by Elisabeth W. Sommer

The eighteenth century was a time of significant change in the perception of marriage and family relations, the emphasis of reason over revelation, and the spread of political consciousness.

William Louis Poteat: A Leader of the Progressive-Era South

by Randal L. Hall

William Louis Poteat (1856-1938), the son of a conservative Baptist slaveholder, became one of the most outspoken southern liberals during his lifetime.

Episcopalians and Race: Civil War to Civil Rights

by Gardiner H. Shattuck, Jr.

Meeting at an African American college in North Carolina in 1959, a group of black and white Episcopalians organized the Episcopal Society for Cultural and Racial Unity and pledged to oppose all distinctions based on race, ethnicity, and social class.

The Great Revival: Beginnings of the Bible Belt

by John B. Boles

Drawing upon the religious writings of southern evangelicals, John Boles asserts that the extraordinary crowds and miraculous transformations that distinguished the South's First Great Awakening were not simply instances of emotional excess but the expression of widespread and complex attitudes toward God.

The Roots of Appalachian Christianity: The Life and Legacy of Elder Shubal Stearns

by Elder John Sparks

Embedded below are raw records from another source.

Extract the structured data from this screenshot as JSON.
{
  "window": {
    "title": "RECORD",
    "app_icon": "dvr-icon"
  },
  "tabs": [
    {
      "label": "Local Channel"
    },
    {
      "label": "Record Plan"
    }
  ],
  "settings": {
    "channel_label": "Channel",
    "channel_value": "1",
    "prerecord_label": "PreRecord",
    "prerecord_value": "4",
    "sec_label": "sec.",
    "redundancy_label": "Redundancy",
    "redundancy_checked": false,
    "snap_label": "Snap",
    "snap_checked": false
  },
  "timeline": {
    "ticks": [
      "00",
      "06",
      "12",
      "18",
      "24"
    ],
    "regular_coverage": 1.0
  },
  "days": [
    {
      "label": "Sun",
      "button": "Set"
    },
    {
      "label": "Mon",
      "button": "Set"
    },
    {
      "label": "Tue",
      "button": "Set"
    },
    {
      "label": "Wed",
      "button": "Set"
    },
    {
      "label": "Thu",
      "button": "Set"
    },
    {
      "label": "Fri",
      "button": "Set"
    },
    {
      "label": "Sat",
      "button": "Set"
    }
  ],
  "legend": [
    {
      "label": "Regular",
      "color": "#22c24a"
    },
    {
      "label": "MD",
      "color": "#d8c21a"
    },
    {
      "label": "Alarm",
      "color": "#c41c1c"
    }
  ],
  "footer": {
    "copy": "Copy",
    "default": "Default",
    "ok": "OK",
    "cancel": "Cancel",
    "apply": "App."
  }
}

Appalachia’s distinctive brand of Christianity has always been something of a puzzle to mainline American congregations.